● Work required
Scan the records for the string "list", then copy each line that has it.

Interface dataset entries:
━━━━━━━━━━━━━━━━━━━━
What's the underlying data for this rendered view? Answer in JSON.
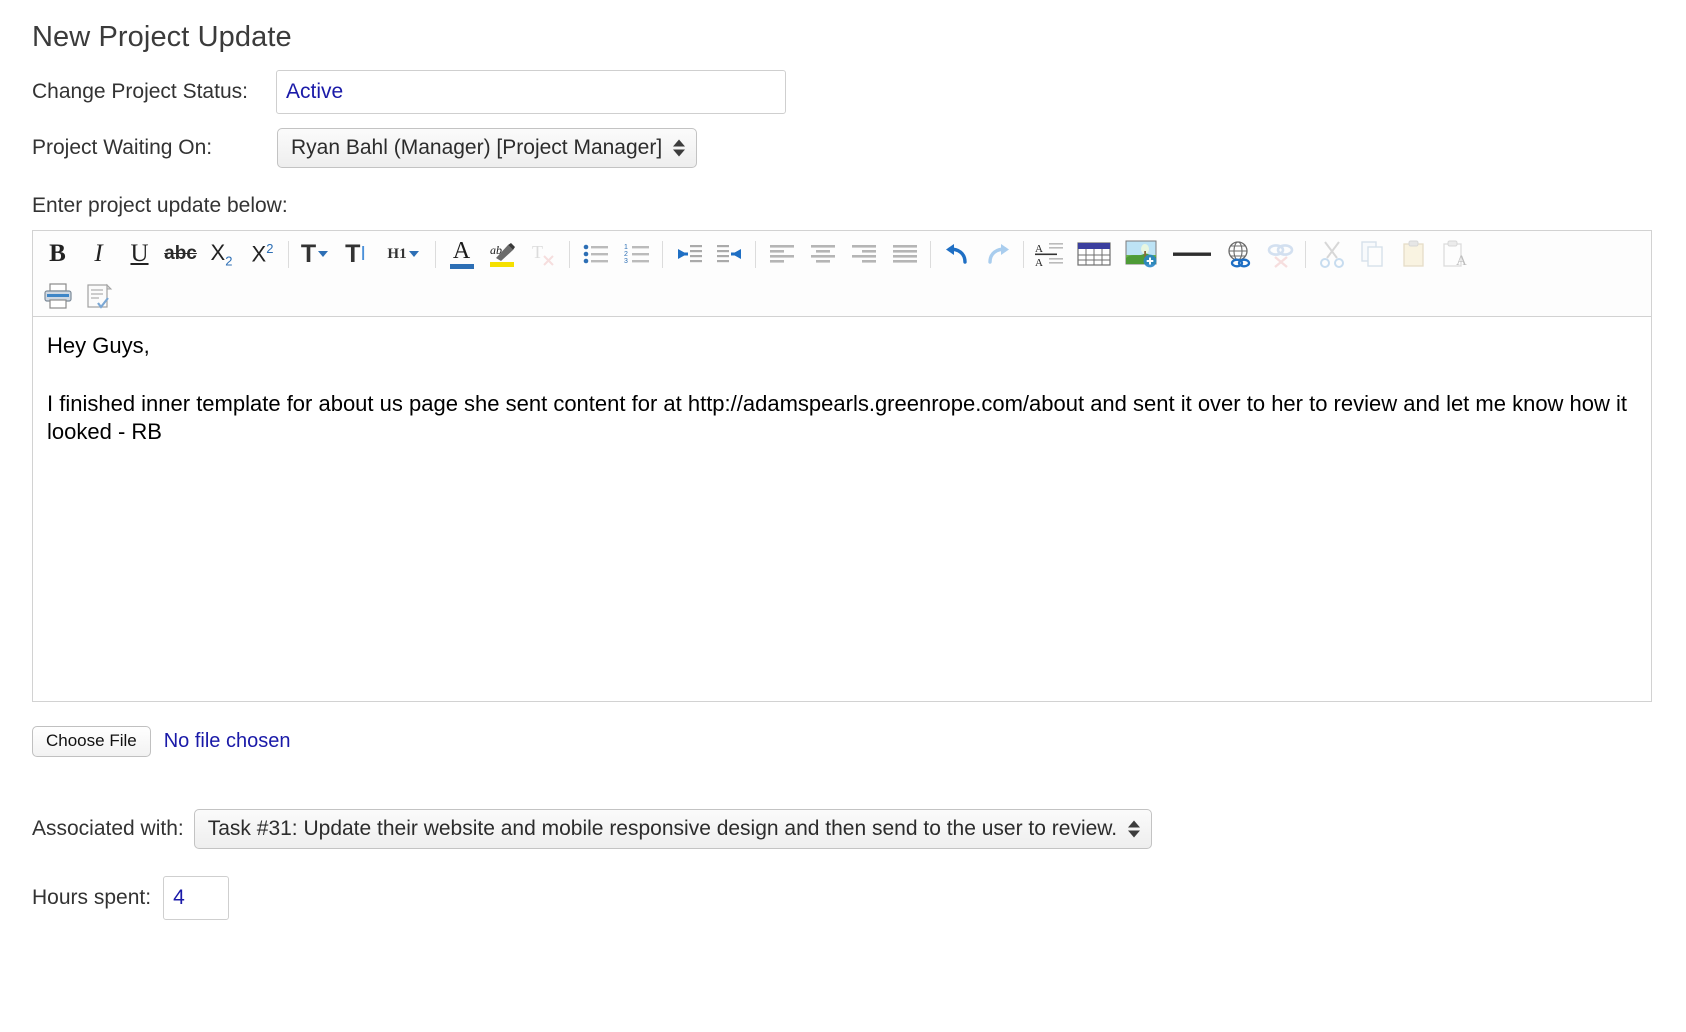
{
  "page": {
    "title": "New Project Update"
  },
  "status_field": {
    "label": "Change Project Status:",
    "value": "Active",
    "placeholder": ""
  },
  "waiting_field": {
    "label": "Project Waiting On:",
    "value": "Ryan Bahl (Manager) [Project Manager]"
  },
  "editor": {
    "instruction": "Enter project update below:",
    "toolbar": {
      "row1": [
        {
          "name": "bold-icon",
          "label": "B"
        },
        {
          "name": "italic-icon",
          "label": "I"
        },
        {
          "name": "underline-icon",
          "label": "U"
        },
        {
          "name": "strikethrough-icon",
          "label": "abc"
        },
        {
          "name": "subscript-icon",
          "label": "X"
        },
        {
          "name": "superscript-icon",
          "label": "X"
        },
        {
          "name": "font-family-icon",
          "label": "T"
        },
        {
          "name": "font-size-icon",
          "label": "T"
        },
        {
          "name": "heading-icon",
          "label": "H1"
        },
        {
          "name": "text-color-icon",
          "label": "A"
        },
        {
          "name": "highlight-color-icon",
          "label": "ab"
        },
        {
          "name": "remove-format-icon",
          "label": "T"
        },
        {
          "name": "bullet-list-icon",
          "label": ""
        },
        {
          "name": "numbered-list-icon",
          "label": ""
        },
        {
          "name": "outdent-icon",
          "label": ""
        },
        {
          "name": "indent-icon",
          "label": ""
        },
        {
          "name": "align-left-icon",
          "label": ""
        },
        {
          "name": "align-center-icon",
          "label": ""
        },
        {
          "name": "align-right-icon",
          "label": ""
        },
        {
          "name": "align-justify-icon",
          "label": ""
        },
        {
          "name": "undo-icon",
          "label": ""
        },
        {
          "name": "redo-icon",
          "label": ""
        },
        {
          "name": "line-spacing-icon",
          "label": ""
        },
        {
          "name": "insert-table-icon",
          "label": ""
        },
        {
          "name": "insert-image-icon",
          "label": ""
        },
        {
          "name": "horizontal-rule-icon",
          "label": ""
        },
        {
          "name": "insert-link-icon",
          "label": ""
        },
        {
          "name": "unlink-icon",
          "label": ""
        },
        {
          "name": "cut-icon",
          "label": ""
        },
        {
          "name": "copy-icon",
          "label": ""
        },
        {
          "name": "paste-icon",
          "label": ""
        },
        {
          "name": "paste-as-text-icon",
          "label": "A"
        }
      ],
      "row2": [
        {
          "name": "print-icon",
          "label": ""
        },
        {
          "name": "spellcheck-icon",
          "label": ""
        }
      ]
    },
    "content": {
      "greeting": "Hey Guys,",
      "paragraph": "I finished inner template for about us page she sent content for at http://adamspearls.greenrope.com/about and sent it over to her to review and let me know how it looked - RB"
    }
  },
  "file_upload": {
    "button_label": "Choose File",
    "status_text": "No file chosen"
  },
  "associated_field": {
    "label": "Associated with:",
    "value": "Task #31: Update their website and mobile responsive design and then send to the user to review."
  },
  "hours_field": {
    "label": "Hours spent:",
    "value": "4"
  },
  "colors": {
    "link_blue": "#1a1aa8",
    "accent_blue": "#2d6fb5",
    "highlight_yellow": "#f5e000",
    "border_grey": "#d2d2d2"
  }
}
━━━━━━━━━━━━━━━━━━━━
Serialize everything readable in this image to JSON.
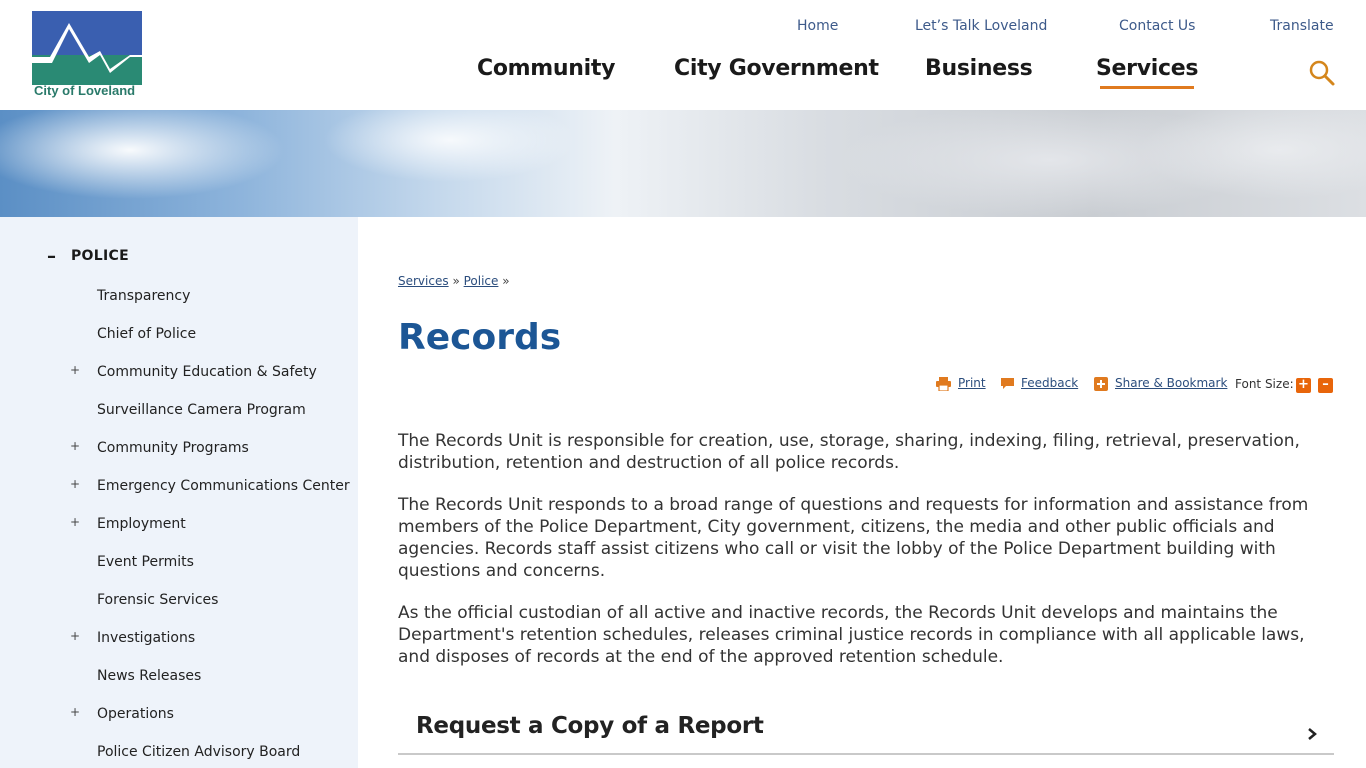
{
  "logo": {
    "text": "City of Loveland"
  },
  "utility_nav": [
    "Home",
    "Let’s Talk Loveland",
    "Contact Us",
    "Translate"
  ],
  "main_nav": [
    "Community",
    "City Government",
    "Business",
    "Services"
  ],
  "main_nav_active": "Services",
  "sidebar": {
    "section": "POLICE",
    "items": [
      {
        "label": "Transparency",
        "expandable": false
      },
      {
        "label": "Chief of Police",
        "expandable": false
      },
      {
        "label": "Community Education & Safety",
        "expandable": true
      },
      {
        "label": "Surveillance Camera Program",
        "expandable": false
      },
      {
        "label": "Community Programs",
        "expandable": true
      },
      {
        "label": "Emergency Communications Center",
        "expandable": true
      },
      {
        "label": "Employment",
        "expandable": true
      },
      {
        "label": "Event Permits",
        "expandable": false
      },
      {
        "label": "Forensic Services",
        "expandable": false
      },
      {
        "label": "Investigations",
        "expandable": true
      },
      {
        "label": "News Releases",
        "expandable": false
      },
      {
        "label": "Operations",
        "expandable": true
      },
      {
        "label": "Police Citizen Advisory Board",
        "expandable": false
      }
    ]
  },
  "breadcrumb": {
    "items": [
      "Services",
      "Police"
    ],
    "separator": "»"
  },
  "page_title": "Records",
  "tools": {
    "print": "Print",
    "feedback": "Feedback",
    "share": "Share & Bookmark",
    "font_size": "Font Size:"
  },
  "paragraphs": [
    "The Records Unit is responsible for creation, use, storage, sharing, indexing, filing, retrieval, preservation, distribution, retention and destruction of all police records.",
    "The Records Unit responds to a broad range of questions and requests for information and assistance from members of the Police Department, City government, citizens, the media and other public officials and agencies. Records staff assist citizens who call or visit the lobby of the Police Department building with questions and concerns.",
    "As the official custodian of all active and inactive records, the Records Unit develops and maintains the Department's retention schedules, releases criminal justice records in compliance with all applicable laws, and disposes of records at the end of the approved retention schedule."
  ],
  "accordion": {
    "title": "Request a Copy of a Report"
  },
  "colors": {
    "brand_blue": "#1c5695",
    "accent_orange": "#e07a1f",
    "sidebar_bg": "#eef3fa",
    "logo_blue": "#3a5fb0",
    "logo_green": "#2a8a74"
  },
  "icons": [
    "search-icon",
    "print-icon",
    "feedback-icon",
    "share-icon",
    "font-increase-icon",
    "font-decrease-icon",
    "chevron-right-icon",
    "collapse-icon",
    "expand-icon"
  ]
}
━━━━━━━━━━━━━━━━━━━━
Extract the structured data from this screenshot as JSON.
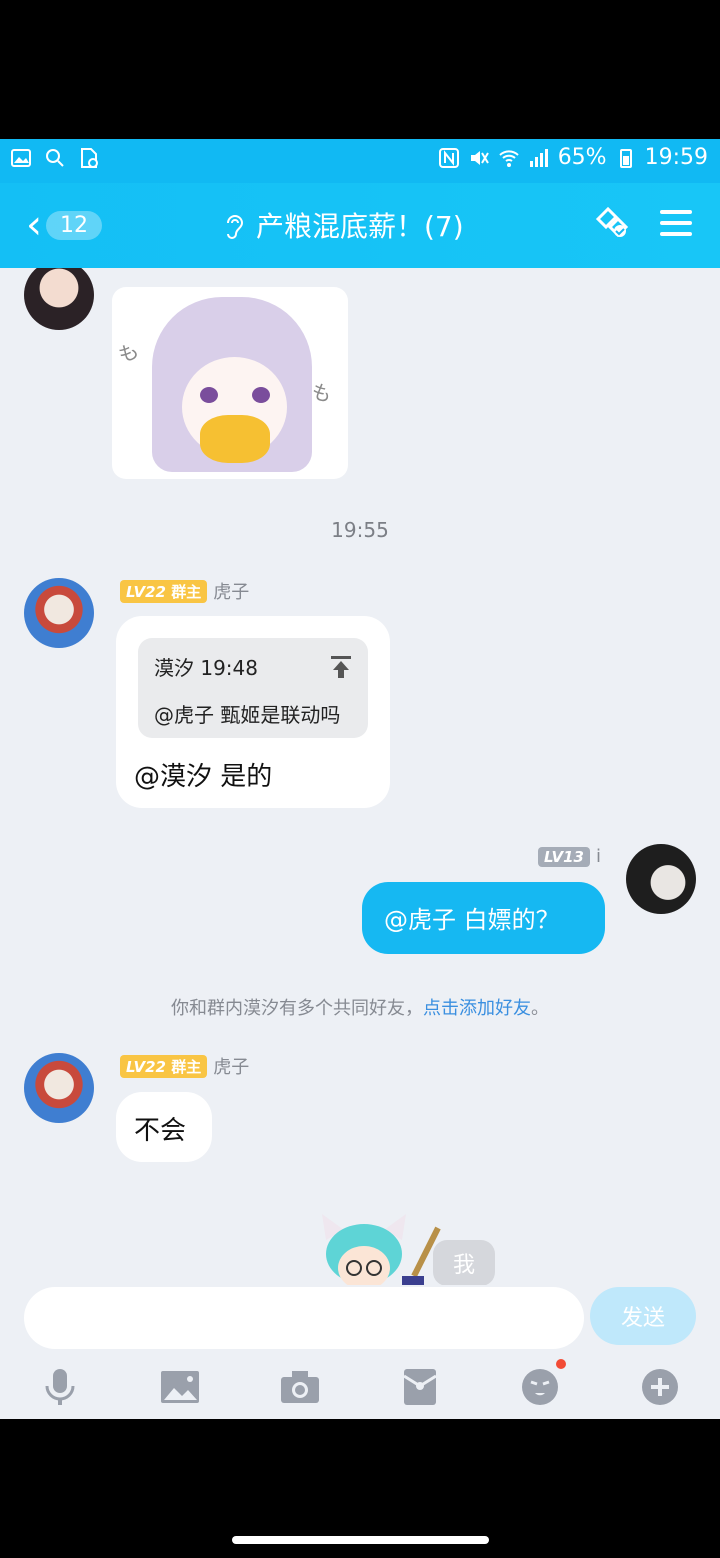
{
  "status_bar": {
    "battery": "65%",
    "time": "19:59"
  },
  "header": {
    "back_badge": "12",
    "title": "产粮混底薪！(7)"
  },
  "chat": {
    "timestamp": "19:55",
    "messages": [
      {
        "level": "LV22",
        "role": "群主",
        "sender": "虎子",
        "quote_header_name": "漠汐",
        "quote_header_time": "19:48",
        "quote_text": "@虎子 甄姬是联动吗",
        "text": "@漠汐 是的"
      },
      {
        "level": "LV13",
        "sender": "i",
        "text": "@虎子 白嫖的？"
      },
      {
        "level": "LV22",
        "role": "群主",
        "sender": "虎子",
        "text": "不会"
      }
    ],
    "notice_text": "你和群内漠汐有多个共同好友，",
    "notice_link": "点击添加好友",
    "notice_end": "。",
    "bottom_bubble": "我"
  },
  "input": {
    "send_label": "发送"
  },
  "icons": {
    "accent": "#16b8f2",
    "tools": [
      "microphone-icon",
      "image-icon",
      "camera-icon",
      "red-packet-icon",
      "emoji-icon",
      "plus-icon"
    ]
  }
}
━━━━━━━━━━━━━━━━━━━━
● Problem solution
          "name": "bullet-list-icon",
          "name": "numbered-list-icon",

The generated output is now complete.